42. Telegram From the Department of State to the Embassy in Tunisia 0

994. Department is disturbed by Yazid statement reported in press that “under present conditions PAG will not go to Evian.”

Embassy should therefore make immediate contact with PAG at level you consider appropriate to express perplexity over Yazid statement and to ask what explanation you can send to USG. Embassy can draw on following points as appropriate in light PAG reply:

While PAG may have felt compelled to underscore its position in light reported Joxe Oran statements and MNA communique,1 fact remains that GOF in communique announcing talks and subsequently, especially in Algeria, has clearly differentiated between “official” negotiations to take place at Evian and exchanges with MNA and other Algerian elements many of which, as PAG well knows, have little political influence among Algerian masses.
It quite clear to us that French govt fully committed to begin formal negotiations with PAG on “conditions for self-determination of Algerian population as well as problems related thereto,” a formula which is clearly responsive to PAG’s own wishes and status. US believes, as result its discussions with highest levels of French govt, that French intentions are firm and genuine and that decision has been made (not without some cost, e.g. assassination mayor of Evian) to proceed at Evian to begin creation of Algerian Algeria. PAG does not have to accept our estimate on faith but would seem to have everything to gain by exploring French intentions fully in official talks instead of through communiques.
There will no doubt be many extraneous attempts to block or compromise negotiated settlement but parties must rise above them for main issue is that negotiations must take place, and quickly, if peaceful and equitable solution for Algeria is to be found.
Embassy knows US is urging GOF with equal frankness to take every precaution to avoid inopportune statements or actions which might be misinterpreted. US also avoiding substantive statements at this time.

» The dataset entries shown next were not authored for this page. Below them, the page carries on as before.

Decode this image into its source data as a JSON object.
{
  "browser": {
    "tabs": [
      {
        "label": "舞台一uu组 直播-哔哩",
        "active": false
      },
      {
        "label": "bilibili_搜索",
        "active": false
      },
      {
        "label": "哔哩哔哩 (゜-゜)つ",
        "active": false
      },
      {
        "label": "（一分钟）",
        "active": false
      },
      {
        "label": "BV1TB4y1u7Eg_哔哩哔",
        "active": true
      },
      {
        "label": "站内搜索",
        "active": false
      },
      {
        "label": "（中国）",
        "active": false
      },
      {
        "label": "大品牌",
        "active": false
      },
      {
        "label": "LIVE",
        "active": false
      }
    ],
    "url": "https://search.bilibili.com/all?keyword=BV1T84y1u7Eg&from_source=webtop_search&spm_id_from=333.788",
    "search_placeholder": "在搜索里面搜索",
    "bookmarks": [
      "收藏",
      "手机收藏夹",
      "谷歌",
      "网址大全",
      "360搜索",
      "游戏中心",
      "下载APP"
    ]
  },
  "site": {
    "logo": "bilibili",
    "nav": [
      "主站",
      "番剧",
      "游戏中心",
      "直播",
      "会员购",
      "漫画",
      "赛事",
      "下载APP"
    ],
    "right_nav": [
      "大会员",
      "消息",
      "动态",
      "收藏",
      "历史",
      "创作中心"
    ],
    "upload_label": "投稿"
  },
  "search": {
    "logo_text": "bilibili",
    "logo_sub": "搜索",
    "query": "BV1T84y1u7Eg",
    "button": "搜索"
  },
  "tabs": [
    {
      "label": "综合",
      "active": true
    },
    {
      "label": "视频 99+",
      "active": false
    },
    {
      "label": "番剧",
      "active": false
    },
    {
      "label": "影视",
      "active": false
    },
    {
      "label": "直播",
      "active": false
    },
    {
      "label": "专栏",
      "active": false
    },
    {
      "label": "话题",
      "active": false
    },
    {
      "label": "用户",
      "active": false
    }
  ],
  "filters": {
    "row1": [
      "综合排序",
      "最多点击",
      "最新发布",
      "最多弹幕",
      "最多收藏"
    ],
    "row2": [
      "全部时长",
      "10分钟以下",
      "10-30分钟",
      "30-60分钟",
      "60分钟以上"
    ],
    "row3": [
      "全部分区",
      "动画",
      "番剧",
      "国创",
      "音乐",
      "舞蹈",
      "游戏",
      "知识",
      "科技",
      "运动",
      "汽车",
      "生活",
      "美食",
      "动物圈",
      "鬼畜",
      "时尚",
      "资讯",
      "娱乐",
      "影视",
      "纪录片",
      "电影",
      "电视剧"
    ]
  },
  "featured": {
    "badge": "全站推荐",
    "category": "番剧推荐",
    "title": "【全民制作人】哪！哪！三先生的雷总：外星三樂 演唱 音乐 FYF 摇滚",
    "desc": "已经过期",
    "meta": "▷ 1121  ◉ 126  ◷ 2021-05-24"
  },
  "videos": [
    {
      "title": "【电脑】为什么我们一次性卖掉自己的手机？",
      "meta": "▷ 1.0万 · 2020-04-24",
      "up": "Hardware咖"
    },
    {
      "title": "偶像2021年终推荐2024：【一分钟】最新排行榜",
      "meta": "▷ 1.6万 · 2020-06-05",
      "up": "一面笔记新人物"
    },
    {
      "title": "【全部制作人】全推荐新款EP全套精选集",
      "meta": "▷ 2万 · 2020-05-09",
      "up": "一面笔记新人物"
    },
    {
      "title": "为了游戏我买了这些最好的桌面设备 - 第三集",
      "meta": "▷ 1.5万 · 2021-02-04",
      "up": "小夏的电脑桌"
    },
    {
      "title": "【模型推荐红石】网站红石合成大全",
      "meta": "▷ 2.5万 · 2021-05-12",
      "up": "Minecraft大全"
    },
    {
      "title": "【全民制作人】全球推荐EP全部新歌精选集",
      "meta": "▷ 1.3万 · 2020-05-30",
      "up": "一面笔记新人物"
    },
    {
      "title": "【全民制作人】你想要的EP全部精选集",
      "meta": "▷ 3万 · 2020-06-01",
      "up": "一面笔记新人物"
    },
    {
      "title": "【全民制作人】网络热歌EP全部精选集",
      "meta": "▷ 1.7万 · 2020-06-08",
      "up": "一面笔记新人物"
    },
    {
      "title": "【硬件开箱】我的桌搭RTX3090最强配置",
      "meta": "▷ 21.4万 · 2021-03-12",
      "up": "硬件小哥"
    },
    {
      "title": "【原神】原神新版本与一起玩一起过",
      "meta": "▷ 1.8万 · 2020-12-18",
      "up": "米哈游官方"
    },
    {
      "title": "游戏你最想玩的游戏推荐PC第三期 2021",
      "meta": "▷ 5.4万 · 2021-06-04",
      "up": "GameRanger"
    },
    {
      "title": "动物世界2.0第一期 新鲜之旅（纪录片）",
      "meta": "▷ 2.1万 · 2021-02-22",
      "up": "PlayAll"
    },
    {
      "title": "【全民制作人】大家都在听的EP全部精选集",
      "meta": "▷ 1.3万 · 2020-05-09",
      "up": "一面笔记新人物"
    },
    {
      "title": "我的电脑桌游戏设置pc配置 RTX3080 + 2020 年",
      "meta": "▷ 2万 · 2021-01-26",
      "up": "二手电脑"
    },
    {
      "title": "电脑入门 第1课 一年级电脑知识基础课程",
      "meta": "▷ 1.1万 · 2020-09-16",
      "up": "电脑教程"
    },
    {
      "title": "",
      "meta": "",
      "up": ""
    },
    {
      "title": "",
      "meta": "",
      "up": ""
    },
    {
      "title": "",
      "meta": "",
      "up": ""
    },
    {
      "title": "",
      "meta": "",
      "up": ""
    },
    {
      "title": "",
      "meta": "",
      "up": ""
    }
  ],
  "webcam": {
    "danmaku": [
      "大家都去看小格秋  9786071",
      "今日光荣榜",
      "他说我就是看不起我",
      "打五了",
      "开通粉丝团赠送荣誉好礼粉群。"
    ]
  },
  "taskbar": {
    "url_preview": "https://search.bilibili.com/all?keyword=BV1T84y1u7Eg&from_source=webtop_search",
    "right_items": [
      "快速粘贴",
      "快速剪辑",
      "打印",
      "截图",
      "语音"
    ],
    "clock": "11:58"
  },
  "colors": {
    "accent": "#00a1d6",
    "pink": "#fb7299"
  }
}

If PAG reaction to foregoing is negative and intractable, Embassy may in its discretion tell PAG that instructions it has received from Washington make clear that US Government, whose interest in a mutually satisfactory agreement should be apparent, would find it very difficult to understand PAG’s failure to seize opportunity which Evian seems to offer. Alternatively, you may report PAG reaction to Embassy inquiry together with your recommendations. In either case you should inform GOT of your conversation with PAG and its results.

Paris may tell GOF in general terms that we are seeking emphasize to PAG vital importance of adhering to April 7 schedule Evian, but Embassy should emphasize to GOF, (presumably Joxe or Couve) importance we attach to GOF’s doing nothing which would make more difficult task of bringing PAG negotiators to Evian and assuring that talks themselves will be productive. Embassy should indicate that in our opinion it would be most helpful if GOF were to see that a reaffirmation of special character Evian were speedily made clear.2

  1. Source: Department of State, Central Files, 751S.00/3-3161. Secret; Priority. Drafted by Root and Chase; cleared by Brown, Valdes, and Witman; and approved by McBride. Also sent to Paris and repeated to Rabat, London, and Algiers.
  2. On March 27, rival Mouvement Nationaliste Algerienne leader Messali Hadj announced that the MNA planned to appoint a delegation to begin parallel negotiations with the French. On March 30, Louis Joxe, French Minister of State in Charge of Algerian Affairs, said in Oran that he was prepared to meet with the MNA. On March 31, PAG Minister of Information Mohammed Yazid declared that French negotiations with the “valets of colonialism” called into question the Evian talks.
  3. On April 1, Ambassador James M. Gavin reported from Paris that the French Government was “still reasonably optimistic” that FLN maneuvers would not prevent the opening of talks in Evian on April 7. (Telegram 4164 from Paris; Department of State, Central Files, 751S.00/4-161) On April 3, Ambassador Walter N. Walmsley met with PAG Ministers in Tunis and emphasized the danger that a delay in beginning negotiations would entail, to which they responded that Joxe’s statement indicated a basic French unwillingness to negotiate sincerely and insisted that the Evian talks could not begin until this statement had been suitably clarified. (Telegram 1144 from Tunis, April 3; ibid., 751S.00/4-361) This was the first official meeting between PAG officials and a U.S. Ambassador. French protests were reported in telegram 4209 to Paris, April 7. (Ibid., 751S.00/4-761)